Work to be completed:
Each line of the listing below that includes "Actions" must be copied.

=== Section Start ===

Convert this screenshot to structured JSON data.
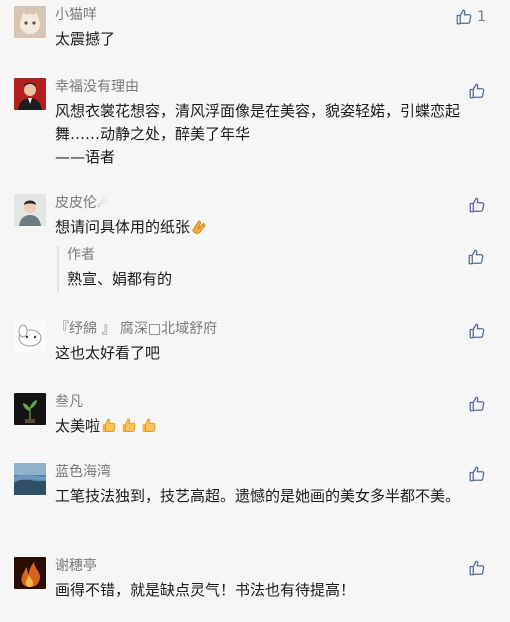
{
  "comments": [
    {
      "name": "小猫咩",
      "text": "太震撼了",
      "likes": "1",
      "avatar_icon": "cat-avatar"
    },
    {
      "name": "幸福没有理由",
      "text": "风想衣裳花想容，清风浮面像是在美容，貌姿轻婼，引蝶恋起舞……动静之处，醉美了年华",
      "text2": "——语者",
      "likes": "",
      "avatar_icon": "man-portrait-avatar"
    },
    {
      "name": "皮皮伦",
      "text": "想请问具体用的纸张",
      "likes": "",
      "avatar_icon": "boy-portrait-avatar",
      "reply": {
        "author": "作者",
        "text": "熟宣、娟都有的"
      }
    },
    {
      "name": "『纾綿 』 腐深□北域舒府",
      "text": "这也太好看了吧",
      "likes": "",
      "avatar_icon": "cartoon-dog-avatar"
    },
    {
      "name": "叁凡",
      "text": "太美啦",
      "likes": "",
      "avatar_icon": "plant-avatar"
    },
    {
      "name": "蓝色海湾",
      "text": "工笔技法独到，技艺高超。遗憾的是她画的美女多半都不美。",
      "likes": "",
      "avatar_icon": "seascape-avatar"
    },
    {
      "name": "谢穗亭",
      "text": "画得不错，就是缺点灵气！书法也有待提高！",
      "likes": "",
      "avatar_icon": "fire-avatar"
    }
  ],
  "colors": {
    "background": "#f6f6f6",
    "meta_gray": "#7a7a7a",
    "like_blue": "#576b95"
  }
}
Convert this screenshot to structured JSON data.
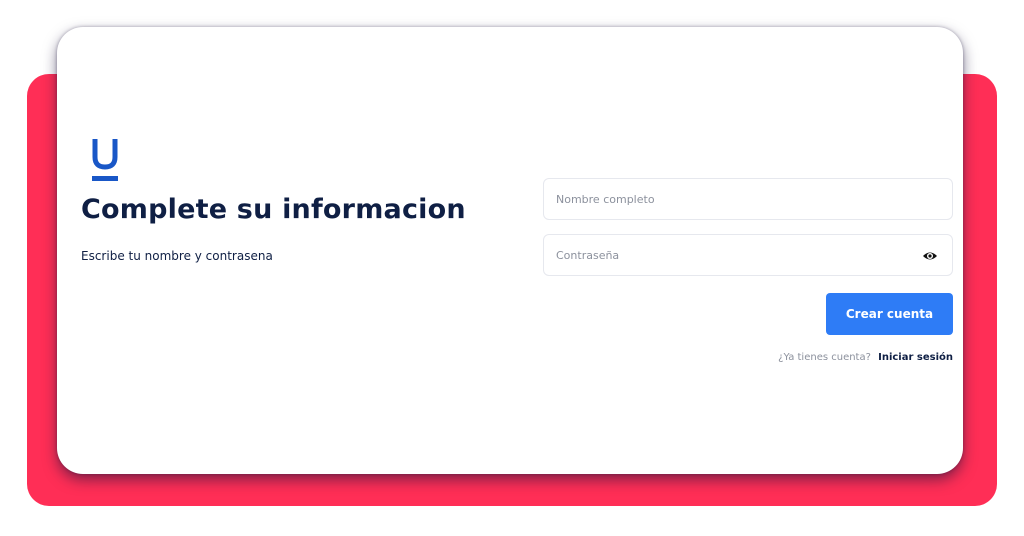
{
  "colors": {
    "backdrop": "#ff2e56",
    "brand_blue": "#1957c7",
    "title_text": "#0f1f44",
    "primary_button": "#2e7cf6"
  },
  "header": {
    "logo_icon": "u-logo-icon",
    "title": "Complete su informacion",
    "subtitle": "Escribe tu nombre y contrasena"
  },
  "form": {
    "name_placeholder": "Nombre completo",
    "password_placeholder": "Contraseña",
    "password_toggle_icon": "eye-icon",
    "submit_label": "Crear cuenta"
  },
  "footer": {
    "login_prompt": "¿Ya tienes cuenta?",
    "login_link": "Iniciar sesión"
  }
}
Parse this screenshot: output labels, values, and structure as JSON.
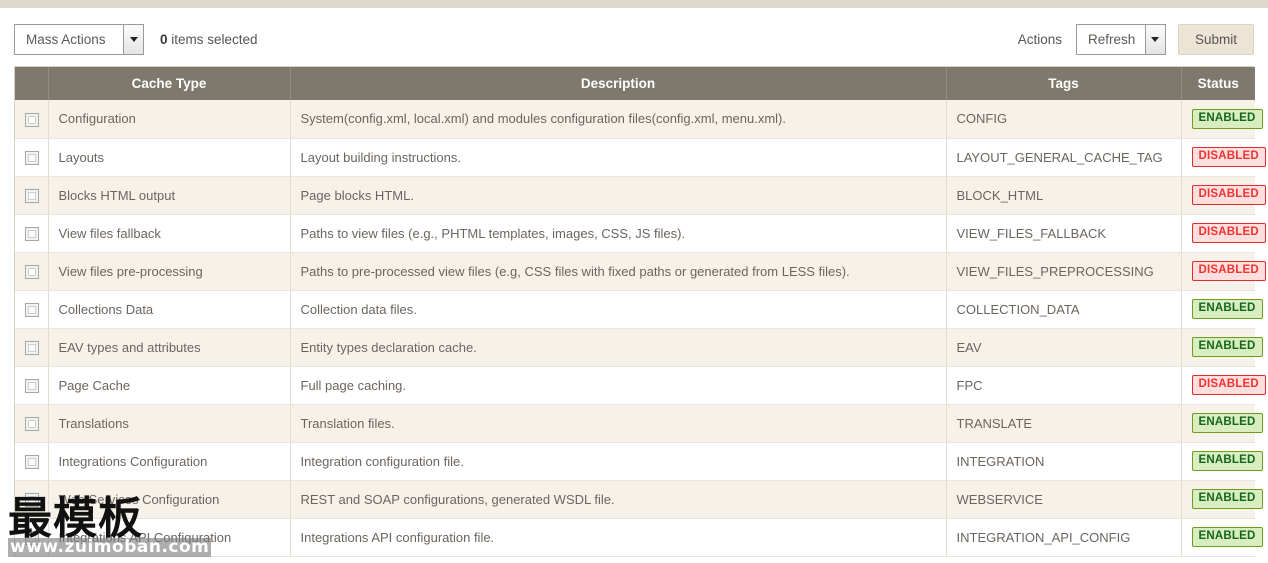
{
  "toolbar": {
    "mass_actions_label": "Mass Actions",
    "items_selected_count": "0",
    "items_selected_text": "items selected",
    "actions_label": "Actions",
    "refresh_label": "Refresh",
    "submit_label": "Submit"
  },
  "grid": {
    "columns": [
      "",
      "Cache Type",
      "Description",
      "Tags",
      "Status"
    ],
    "rows": [
      {
        "cache_type": "Configuration",
        "description": "System(config.xml, local.xml) and modules configuration files(config.xml, menu.xml).",
        "tags": "CONFIG",
        "status": "ENABLED"
      },
      {
        "cache_type": "Layouts",
        "description": "Layout building instructions.",
        "tags": "LAYOUT_GENERAL_CACHE_TAG",
        "status": "DISABLED"
      },
      {
        "cache_type": "Blocks HTML output",
        "description": "Page blocks HTML.",
        "tags": "BLOCK_HTML",
        "status": "DISABLED"
      },
      {
        "cache_type": "View files fallback",
        "description": "Paths to view files (e.g., PHTML templates, images, CSS, JS files).",
        "tags": "VIEW_FILES_FALLBACK",
        "status": "DISABLED"
      },
      {
        "cache_type": "View files pre-processing",
        "description": "Paths to pre-processed view files (e.g, CSS files with fixed paths or generated from LESS files).",
        "tags": "VIEW_FILES_PREPROCESSING",
        "status": "DISABLED"
      },
      {
        "cache_type": "Collections Data",
        "description": "Collection data files.",
        "tags": "COLLECTION_DATA",
        "status": "ENABLED"
      },
      {
        "cache_type": "EAV types and attributes",
        "description": "Entity types declaration cache.",
        "tags": "EAV",
        "status": "ENABLED"
      },
      {
        "cache_type": "Page Cache",
        "description": "Full page caching.",
        "tags": "FPC",
        "status": "DISABLED"
      },
      {
        "cache_type": "Translations",
        "description": "Translation files.",
        "tags": "TRANSLATE",
        "status": "ENABLED"
      },
      {
        "cache_type": "Integrations Configuration",
        "description": "Integration configuration file.",
        "tags": "INTEGRATION",
        "status": "ENABLED"
      },
      {
        "cache_type": "Web Services Configuration",
        "description": "REST and SOAP configurations, generated WSDL file.",
        "tags": "WEBSERVICE",
        "status": "ENABLED"
      },
      {
        "cache_type": "Integrations API Configuration",
        "description": "Integrations API configuration file.",
        "tags": "INTEGRATION_API_CONFIG",
        "status": "ENABLED"
      }
    ]
  },
  "watermark": {
    "cjk": "最模板",
    "url": "www.zuimoban.com"
  },
  "colors": {
    "header_bg": "#7e786d",
    "row_alt_bg": "#f6f2e9",
    "enabled_text": "#14661a",
    "disabled_text": "#f03434",
    "top_strip": "#dfd9cd",
    "submit_bg": "#ece4d5"
  }
}
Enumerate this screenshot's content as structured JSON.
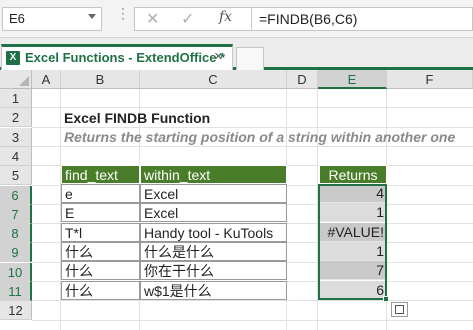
{
  "formula_bar": {
    "name_box": "E6",
    "cancel_icon": "✕",
    "enter_icon": "✓",
    "fx_icon": "fx",
    "formula": "=FINDB(B6,C6)"
  },
  "tab": {
    "title": "Excel Functions - ExtendOffice *",
    "close_icon": "×"
  },
  "columns": [
    "A",
    "B",
    "C",
    "D",
    "E",
    "F"
  ],
  "rows": [
    "1",
    "2",
    "3",
    "4",
    "5",
    "6",
    "7",
    "8",
    "9",
    "10",
    "11",
    "12"
  ],
  "sheet": {
    "title": "Excel FINDB Function",
    "subtitle": "Returns the starting position of a string within another one",
    "table_headers": [
      "find_text",
      "within_text"
    ],
    "returns_header": "Returns",
    "table_rows": [
      [
        "e",
        "Excel"
      ],
      [
        "E",
        "Excel"
      ],
      [
        "T*l",
        "Handy tool - KuTools"
      ],
      [
        "什么",
        "什么是什么"
      ],
      [
        "什么",
        "你在干什么"
      ],
      [
        "什么",
        "w$1是什么"
      ]
    ],
    "returns": [
      "4",
      "1",
      "#VALUE!",
      "1",
      "7",
      "6"
    ]
  },
  "colors": {
    "accent": "#1f7245",
    "header_green": "#4a7d2a"
  }
}
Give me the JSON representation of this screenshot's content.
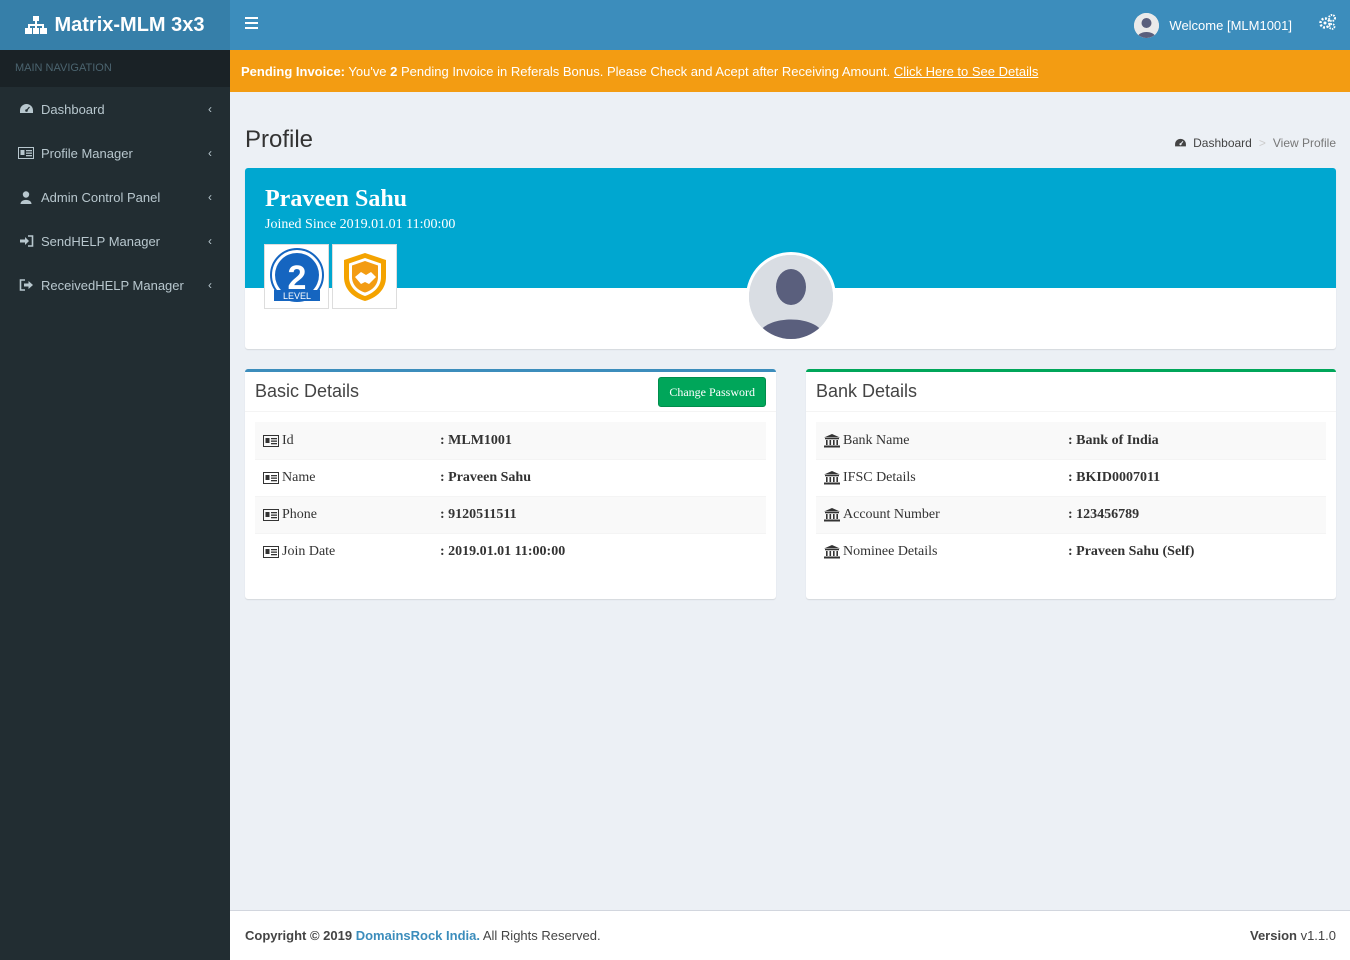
{
  "app": {
    "brand_title": "Matrix-MLM 3x3",
    "brand_color": "#367fa9",
    "header_color": "#3c8dbc",
    "sidebar_color": "#222d32"
  },
  "sidebar": {
    "header": "MAIN NAVIGATION",
    "items": [
      {
        "label": "Dashboard",
        "icon": "dashboard-icon"
      },
      {
        "label": "Profile Manager",
        "icon": "id-card-icon"
      },
      {
        "label": "Admin Control Panel",
        "icon": "user-icon"
      },
      {
        "label": "SendHELP Manager",
        "icon": "sign-in-icon"
      },
      {
        "label": "ReceivedHELP Manager",
        "icon": "sign-out-icon"
      }
    ]
  },
  "topbar": {
    "welcome": "Welcome [MLM1001]"
  },
  "alert": {
    "title": "Pending Invoice:",
    "msg_pre": " You've ",
    "count": "2",
    "msg_post": " Pending Invoice in Referals Bonus. Please Check and Acept after Receiving Amount. ",
    "link": "Click Here to See Details",
    "color": "#f39c12"
  },
  "page": {
    "title": "Profile",
    "breadcrumb": {
      "home": "Dashboard",
      "sep": ">",
      "current": "View Profile"
    }
  },
  "profile": {
    "name": "Praveen Sahu",
    "joined": "Joined Since 2019.01.01 11:00:00",
    "level_badge": {
      "number": "2",
      "text": "LEVEL"
    },
    "banner_color": "#00a7d0"
  },
  "basic_details": {
    "title": "Basic Details",
    "button": "Change Password",
    "rows": [
      {
        "key": "Id",
        "value": ": MLM1001"
      },
      {
        "key": "Name",
        "value": ": Praveen Sahu"
      },
      {
        "key": "Phone",
        "value": ": 9120511511"
      },
      {
        "key": "Join Date",
        "value": ": 2019.01.01 11:00:00"
      }
    ]
  },
  "bank_details": {
    "title": "Bank Details",
    "rows": [
      {
        "key": "Bank Name",
        "value": ": Bank of India"
      },
      {
        "key": "IFSC Details",
        "value": ": BKID0007011"
      },
      {
        "key": "Account Number",
        "value": ": 123456789"
      },
      {
        "key": "Nominee Details",
        "value": ": Praveen Sahu (Self)"
      }
    ]
  },
  "footer": {
    "copy_pre": "Copyright © 2019 ",
    "company": "DomainsRock India.",
    "copy_post": " All Rights Reserved.",
    "version_label": "Version",
    "version_value": " v1.1.0"
  }
}
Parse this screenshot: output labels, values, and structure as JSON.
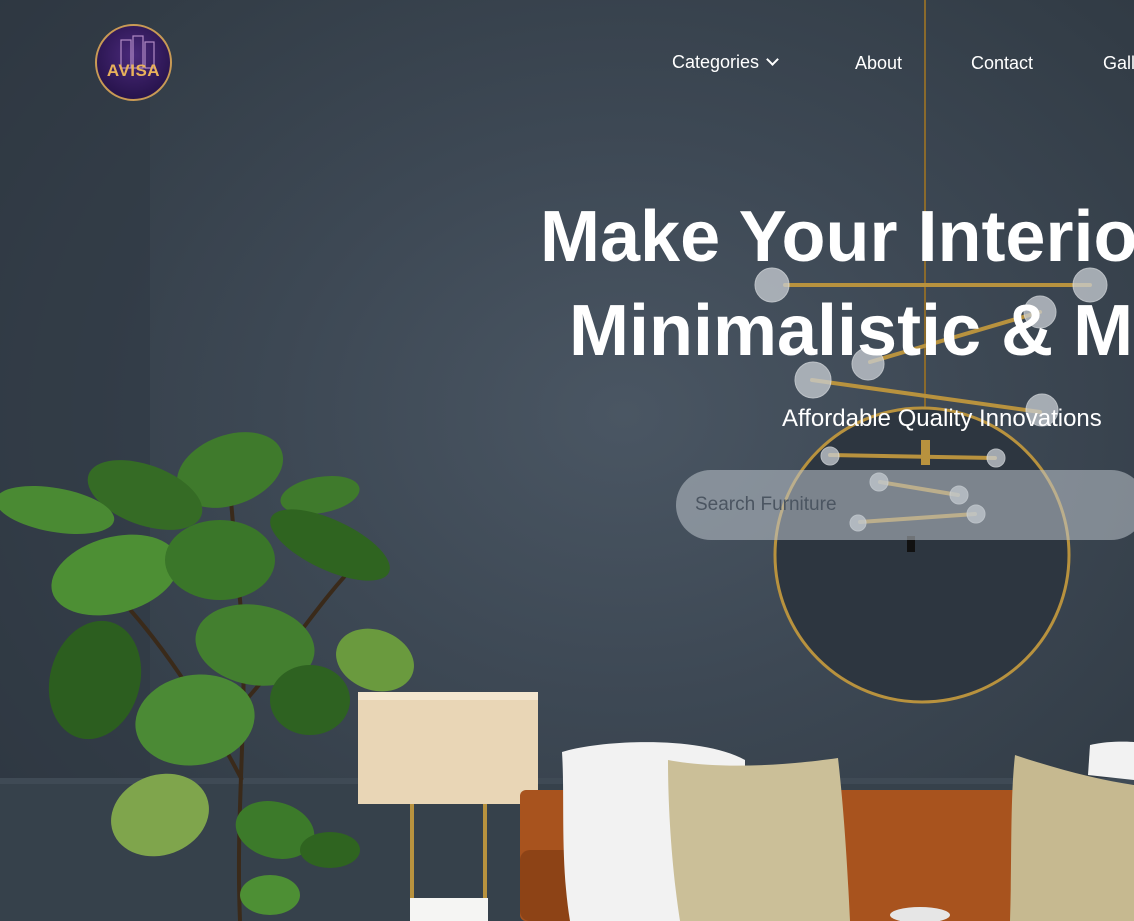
{
  "brand": {
    "logo_text": "AVISA"
  },
  "nav": {
    "categories_label": "Categories",
    "about_label": "About",
    "contact_label": "Contact",
    "gallery_label": "Gall"
  },
  "hero": {
    "headline_line1": "Make Your Interio",
    "headline_line2": "Minimalistic & M",
    "tagline": "Affordable Quality Innovations",
    "search_placeholder": "Search Furniture"
  },
  "colors": {
    "wall": "#3d4854",
    "brass": "#b8923e",
    "logo_bg": "#2a1550",
    "logo_gold": "#e9b25b"
  }
}
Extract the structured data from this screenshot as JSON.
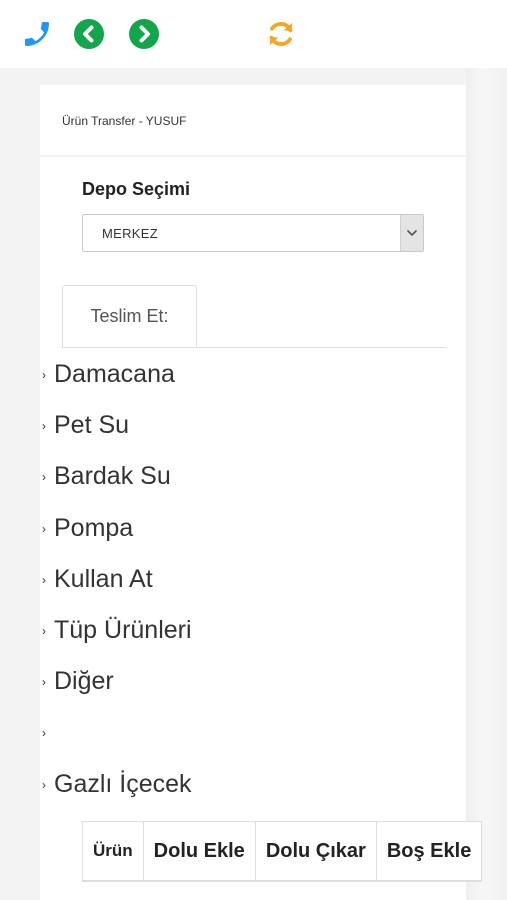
{
  "toolbar": {
    "phone_icon_color": "#2196f3",
    "nav_icon_color": "#11a64a",
    "refresh_icon_color": "#f5a623"
  },
  "header": {
    "title": "Ürün Transfer - YUSUF"
  },
  "depo": {
    "label": "Depo Seçimi",
    "selected": "MERKEZ"
  },
  "tabs": [
    {
      "label": "Teslim Et:"
    }
  ],
  "categories": [
    {
      "label": "Damacana"
    },
    {
      "label": "Pet Su"
    },
    {
      "label": "Bardak Su"
    },
    {
      "label": "Pompa"
    },
    {
      "label": "Kullan At"
    },
    {
      "label": "Tüp Ürünleri"
    },
    {
      "label": "Diğer"
    },
    {
      "label": ""
    },
    {
      "label": "Gazlı İçecek"
    }
  ],
  "table": {
    "headers": [
      "Ürün",
      "Dolu Ekle",
      "Dolu Çıkar",
      "Boş Ekle"
    ]
  }
}
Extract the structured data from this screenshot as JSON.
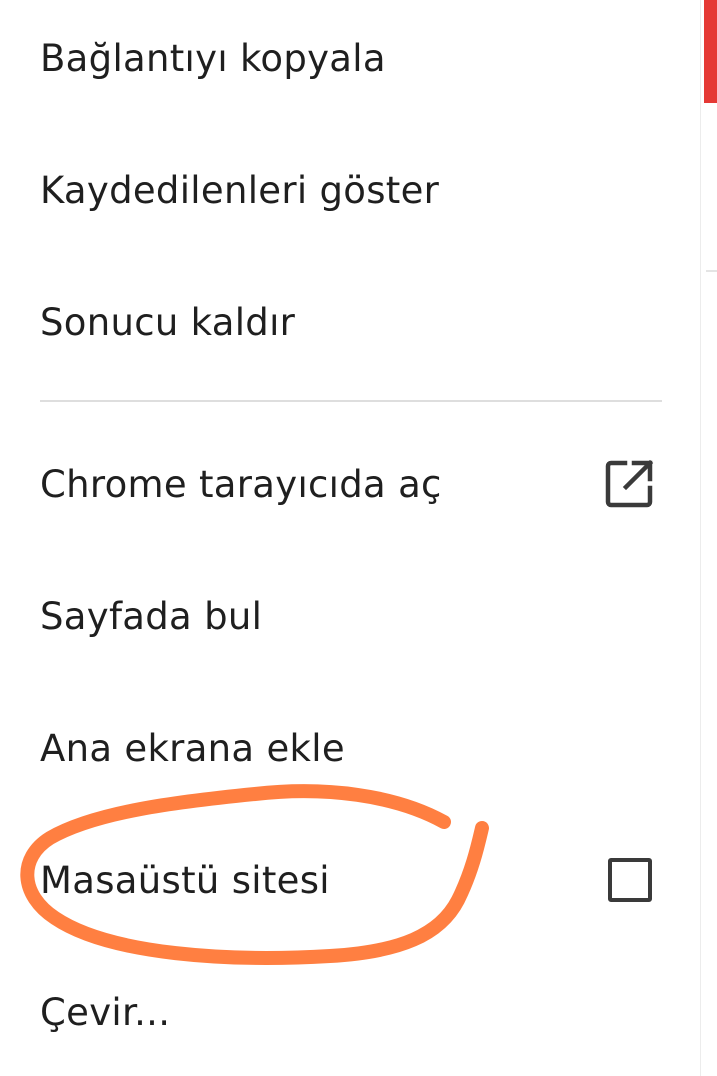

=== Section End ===

Response to the exercise:
    "mass_actions_label": "Mass Actions",
    "actions_label": "Actions",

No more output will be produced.